Entries from a dataset of interfaces:
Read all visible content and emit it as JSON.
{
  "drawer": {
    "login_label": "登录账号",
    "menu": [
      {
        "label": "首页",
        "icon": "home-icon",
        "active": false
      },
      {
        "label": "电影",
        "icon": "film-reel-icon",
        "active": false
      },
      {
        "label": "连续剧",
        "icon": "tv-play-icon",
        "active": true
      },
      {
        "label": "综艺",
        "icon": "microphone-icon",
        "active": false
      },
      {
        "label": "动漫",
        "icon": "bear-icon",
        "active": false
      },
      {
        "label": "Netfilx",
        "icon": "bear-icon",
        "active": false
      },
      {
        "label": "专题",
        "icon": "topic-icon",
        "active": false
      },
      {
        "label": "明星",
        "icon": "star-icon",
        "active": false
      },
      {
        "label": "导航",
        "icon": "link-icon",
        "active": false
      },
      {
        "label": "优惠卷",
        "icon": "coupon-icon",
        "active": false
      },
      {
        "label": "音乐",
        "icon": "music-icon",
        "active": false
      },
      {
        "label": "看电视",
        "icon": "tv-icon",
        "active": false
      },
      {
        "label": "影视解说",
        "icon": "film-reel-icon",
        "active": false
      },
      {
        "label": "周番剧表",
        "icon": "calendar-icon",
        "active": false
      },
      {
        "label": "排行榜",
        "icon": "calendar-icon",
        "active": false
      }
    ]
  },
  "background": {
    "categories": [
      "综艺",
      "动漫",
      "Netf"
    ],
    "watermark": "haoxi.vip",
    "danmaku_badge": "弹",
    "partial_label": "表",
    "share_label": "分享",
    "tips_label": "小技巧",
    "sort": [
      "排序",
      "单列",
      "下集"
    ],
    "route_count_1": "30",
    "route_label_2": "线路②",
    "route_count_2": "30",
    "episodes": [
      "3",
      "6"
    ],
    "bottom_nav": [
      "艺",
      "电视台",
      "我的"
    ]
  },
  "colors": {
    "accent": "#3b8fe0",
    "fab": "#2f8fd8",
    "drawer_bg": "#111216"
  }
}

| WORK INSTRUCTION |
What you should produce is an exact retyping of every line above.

| SOLUTION |
Read all visible content and emit it as JSON.
{
  "drawer": {
    "login_label": "登录账号",
    "menu": [
      {
        "label": "首页",
        "icon": "home-icon",
        "active": false
      },
      {
        "label": "电影",
        "icon": "film-reel-icon",
        "active": false
      },
      {
        "label": "连续剧",
        "icon": "tv-play-icon",
        "active": true
      },
      {
        "label": "综艺",
        "icon": "microphone-icon",
        "active": false
      },
      {
        "label": "动漫",
        "icon": "bear-icon",
        "active": false
      },
      {
        "label": "Netfilx",
        "icon": "bear-icon",
        "active": false
      },
      {
        "label": "专题",
        "icon": "topic-icon",
        "active": false
      },
      {
        "label": "明星",
        "icon": "star-icon",
        "active": false
      },
      {
        "label": "导航",
        "icon": "link-icon",
        "active": false
      },
      {
        "label": "优惠卷",
        "icon": "coupon-icon",
        "active": false
      },
      {
        "label": "音乐",
        "icon": "music-icon",
        "active": false
      },
      {
        "label": "看电视",
        "icon": "tv-icon",
        "active": false
      },
      {
        "label": "影视解说",
        "icon": "film-reel-icon",
        "active": false
      },
      {
        "label": "周番剧表",
        "icon": "calendar-icon",
        "active": false
      },
      {
        "label": "排行榜",
        "icon": "calendar-icon",
        "active": false
      }
    ]
  },
  "background": {
    "categories": [
      "综艺",
      "动漫",
      "Netf"
    ],
    "watermark": "haoxi.vip",
    "danmaku_badge": "弹",
    "partial_label": "表",
    "share_label": "分享",
    "tips_label": "小技巧",
    "sort": [
      "排序",
      "单列",
      "下集"
    ],
    "route_count_1": "30",
    "route_label_2": "线路②",
    "route_count_2": "30",
    "episodes": [
      "3",
      "6"
    ],
    "bottom_nav": [
      "艺",
      "电视台",
      "我的"
    ]
  },
  "colors": {
    "accent": "#3b8fe0",
    "fab": "#2f8fd8",
    "drawer_bg": "#111216"
  }
}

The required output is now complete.